**TASK TO CARRY OUT:**
Reproduce the following entries exactly, leaving nothing out.

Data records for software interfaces
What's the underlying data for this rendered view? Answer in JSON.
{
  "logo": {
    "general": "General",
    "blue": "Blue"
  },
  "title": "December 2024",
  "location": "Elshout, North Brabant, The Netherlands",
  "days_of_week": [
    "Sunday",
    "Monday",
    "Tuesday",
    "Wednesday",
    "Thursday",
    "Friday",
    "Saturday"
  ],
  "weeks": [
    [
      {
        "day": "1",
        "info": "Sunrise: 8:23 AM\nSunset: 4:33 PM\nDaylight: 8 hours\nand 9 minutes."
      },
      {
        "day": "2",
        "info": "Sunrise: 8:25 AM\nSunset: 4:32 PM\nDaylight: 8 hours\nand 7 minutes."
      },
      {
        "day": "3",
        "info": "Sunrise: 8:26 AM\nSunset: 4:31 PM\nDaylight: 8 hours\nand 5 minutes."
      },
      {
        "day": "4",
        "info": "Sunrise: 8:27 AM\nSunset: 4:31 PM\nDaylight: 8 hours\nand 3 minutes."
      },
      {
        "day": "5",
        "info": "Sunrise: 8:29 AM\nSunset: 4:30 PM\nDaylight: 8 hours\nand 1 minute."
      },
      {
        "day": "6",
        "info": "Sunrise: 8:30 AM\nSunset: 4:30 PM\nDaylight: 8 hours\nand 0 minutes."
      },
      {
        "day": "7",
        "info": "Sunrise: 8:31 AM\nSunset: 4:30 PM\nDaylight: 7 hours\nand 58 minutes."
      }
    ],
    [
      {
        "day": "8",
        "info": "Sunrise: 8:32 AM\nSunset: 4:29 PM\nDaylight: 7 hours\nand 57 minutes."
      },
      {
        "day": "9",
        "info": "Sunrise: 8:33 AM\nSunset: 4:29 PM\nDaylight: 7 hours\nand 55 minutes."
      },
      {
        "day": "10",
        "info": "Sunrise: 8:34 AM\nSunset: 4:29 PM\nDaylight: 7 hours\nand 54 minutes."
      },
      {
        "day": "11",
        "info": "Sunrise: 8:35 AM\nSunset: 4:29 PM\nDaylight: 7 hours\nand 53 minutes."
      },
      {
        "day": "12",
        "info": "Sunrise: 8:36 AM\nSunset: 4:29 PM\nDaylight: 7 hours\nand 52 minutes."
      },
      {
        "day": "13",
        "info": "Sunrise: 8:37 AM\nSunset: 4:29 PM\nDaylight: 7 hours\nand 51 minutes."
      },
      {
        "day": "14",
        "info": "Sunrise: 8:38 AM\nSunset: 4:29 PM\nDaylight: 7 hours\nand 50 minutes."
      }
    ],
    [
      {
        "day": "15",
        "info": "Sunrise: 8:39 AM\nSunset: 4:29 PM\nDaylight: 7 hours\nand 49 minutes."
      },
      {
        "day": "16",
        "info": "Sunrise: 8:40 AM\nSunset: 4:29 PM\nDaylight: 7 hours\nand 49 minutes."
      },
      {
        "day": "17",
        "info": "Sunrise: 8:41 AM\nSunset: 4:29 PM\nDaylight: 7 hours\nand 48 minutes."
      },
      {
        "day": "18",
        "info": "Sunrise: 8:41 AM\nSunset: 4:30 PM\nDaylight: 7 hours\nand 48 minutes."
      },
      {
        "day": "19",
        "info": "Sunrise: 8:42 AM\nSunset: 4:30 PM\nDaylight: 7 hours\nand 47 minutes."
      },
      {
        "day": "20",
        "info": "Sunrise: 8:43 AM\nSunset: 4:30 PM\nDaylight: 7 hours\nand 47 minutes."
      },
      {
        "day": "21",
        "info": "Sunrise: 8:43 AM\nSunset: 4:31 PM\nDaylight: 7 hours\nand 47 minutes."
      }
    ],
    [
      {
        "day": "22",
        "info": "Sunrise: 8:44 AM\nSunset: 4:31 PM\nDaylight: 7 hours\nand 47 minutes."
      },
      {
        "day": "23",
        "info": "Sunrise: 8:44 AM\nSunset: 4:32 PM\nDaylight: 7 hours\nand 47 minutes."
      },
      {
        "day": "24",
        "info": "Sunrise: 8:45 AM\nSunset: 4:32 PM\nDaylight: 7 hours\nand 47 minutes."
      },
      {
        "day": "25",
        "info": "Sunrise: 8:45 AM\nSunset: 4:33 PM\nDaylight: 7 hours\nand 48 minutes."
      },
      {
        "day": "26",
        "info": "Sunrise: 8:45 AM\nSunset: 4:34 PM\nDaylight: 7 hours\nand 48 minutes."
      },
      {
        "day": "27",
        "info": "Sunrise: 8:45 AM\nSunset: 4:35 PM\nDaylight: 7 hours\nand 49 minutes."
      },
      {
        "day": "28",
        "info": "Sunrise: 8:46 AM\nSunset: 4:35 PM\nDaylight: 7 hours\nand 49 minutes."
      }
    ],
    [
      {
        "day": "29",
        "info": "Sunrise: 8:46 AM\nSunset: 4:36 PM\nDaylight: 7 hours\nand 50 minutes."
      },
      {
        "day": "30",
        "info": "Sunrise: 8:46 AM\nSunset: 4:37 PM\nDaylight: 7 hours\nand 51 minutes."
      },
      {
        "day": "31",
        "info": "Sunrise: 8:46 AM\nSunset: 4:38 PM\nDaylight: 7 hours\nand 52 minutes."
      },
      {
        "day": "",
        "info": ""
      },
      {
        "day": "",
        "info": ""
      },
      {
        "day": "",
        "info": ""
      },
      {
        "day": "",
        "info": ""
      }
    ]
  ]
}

**OUTPUT BELOW:**
What's the underlying data for this rendered view? Answer in JSON.
{
  "logo": {
    "general": "General",
    "blue": "Blue"
  },
  "title": "December 2024",
  "location": "Elshout, North Brabant, The Netherlands",
  "days_of_week": [
    "Sunday",
    "Monday",
    "Tuesday",
    "Wednesday",
    "Thursday",
    "Friday",
    "Saturday"
  ],
  "weeks": [
    [
      {
        "day": "1",
        "info": "Sunrise: 8:23 AM\nSunset: 4:33 PM\nDaylight: 8 hours\nand 9 minutes."
      },
      {
        "day": "2",
        "info": "Sunrise: 8:25 AM\nSunset: 4:32 PM\nDaylight: 8 hours\nand 7 minutes."
      },
      {
        "day": "3",
        "info": "Sunrise: 8:26 AM\nSunset: 4:31 PM\nDaylight: 8 hours\nand 5 minutes."
      },
      {
        "day": "4",
        "info": "Sunrise: 8:27 AM\nSunset: 4:31 PM\nDaylight: 8 hours\nand 3 minutes."
      },
      {
        "day": "5",
        "info": "Sunrise: 8:29 AM\nSunset: 4:30 PM\nDaylight: 8 hours\nand 1 minute."
      },
      {
        "day": "6",
        "info": "Sunrise: 8:30 AM\nSunset: 4:30 PM\nDaylight: 8 hours\nand 0 minutes."
      },
      {
        "day": "7",
        "info": "Sunrise: 8:31 AM\nSunset: 4:30 PM\nDaylight: 7 hours\nand 58 minutes."
      }
    ],
    [
      {
        "day": "8",
        "info": "Sunrise: 8:32 AM\nSunset: 4:29 PM\nDaylight: 7 hours\nand 57 minutes."
      },
      {
        "day": "9",
        "info": "Sunrise: 8:33 AM\nSunset: 4:29 PM\nDaylight: 7 hours\nand 55 minutes."
      },
      {
        "day": "10",
        "info": "Sunrise: 8:34 AM\nSunset: 4:29 PM\nDaylight: 7 hours\nand 54 minutes."
      },
      {
        "day": "11",
        "info": "Sunrise: 8:35 AM\nSunset: 4:29 PM\nDaylight: 7 hours\nand 53 minutes."
      },
      {
        "day": "12",
        "info": "Sunrise: 8:36 AM\nSunset: 4:29 PM\nDaylight: 7 hours\nand 52 minutes."
      },
      {
        "day": "13",
        "info": "Sunrise: 8:37 AM\nSunset: 4:29 PM\nDaylight: 7 hours\nand 51 minutes."
      },
      {
        "day": "14",
        "info": "Sunrise: 8:38 AM\nSunset: 4:29 PM\nDaylight: 7 hours\nand 50 minutes."
      }
    ],
    [
      {
        "day": "15",
        "info": "Sunrise: 8:39 AM\nSunset: 4:29 PM\nDaylight: 7 hours\nand 49 minutes."
      },
      {
        "day": "16",
        "info": "Sunrise: 8:40 AM\nSunset: 4:29 PM\nDaylight: 7 hours\nand 49 minutes."
      },
      {
        "day": "17",
        "info": "Sunrise: 8:41 AM\nSunset: 4:29 PM\nDaylight: 7 hours\nand 48 minutes."
      },
      {
        "day": "18",
        "info": "Sunrise: 8:41 AM\nSunset: 4:30 PM\nDaylight: 7 hours\nand 48 minutes."
      },
      {
        "day": "19",
        "info": "Sunrise: 8:42 AM\nSunset: 4:30 PM\nDaylight: 7 hours\nand 47 minutes."
      },
      {
        "day": "20",
        "info": "Sunrise: 8:43 AM\nSunset: 4:30 PM\nDaylight: 7 hours\nand 47 minutes."
      },
      {
        "day": "21",
        "info": "Sunrise: 8:43 AM\nSunset: 4:31 PM\nDaylight: 7 hours\nand 47 minutes."
      }
    ],
    [
      {
        "day": "22",
        "info": "Sunrise: 8:44 AM\nSunset: 4:31 PM\nDaylight: 7 hours\nand 47 minutes."
      },
      {
        "day": "23",
        "info": "Sunrise: 8:44 AM\nSunset: 4:32 PM\nDaylight: 7 hours\nand 47 minutes."
      },
      {
        "day": "24",
        "info": "Sunrise: 8:45 AM\nSunset: 4:32 PM\nDaylight: 7 hours\nand 47 minutes."
      },
      {
        "day": "25",
        "info": "Sunrise: 8:45 AM\nSunset: 4:33 PM\nDaylight: 7 hours\nand 48 minutes."
      },
      {
        "day": "26",
        "info": "Sunrise: 8:45 AM\nSunset: 4:34 PM\nDaylight: 7 hours\nand 48 minutes."
      },
      {
        "day": "27",
        "info": "Sunrise: 8:45 AM\nSunset: 4:35 PM\nDaylight: 7 hours\nand 49 minutes."
      },
      {
        "day": "28",
        "info": "Sunrise: 8:46 AM\nSunset: 4:35 PM\nDaylight: 7 hours\nand 49 minutes."
      }
    ],
    [
      {
        "day": "29",
        "info": "Sunrise: 8:46 AM\nSunset: 4:36 PM\nDaylight: 7 hours\nand 50 minutes."
      },
      {
        "day": "30",
        "info": "Sunrise: 8:46 AM\nSunset: 4:37 PM\nDaylight: 7 hours\nand 51 minutes."
      },
      {
        "day": "31",
        "info": "Sunrise: 8:46 AM\nSunset: 4:38 PM\nDaylight: 7 hours\nand 52 minutes."
      },
      {
        "day": "",
        "info": ""
      },
      {
        "day": "",
        "info": ""
      },
      {
        "day": "",
        "info": ""
      },
      {
        "day": "",
        "info": ""
      }
    ]
  ]
}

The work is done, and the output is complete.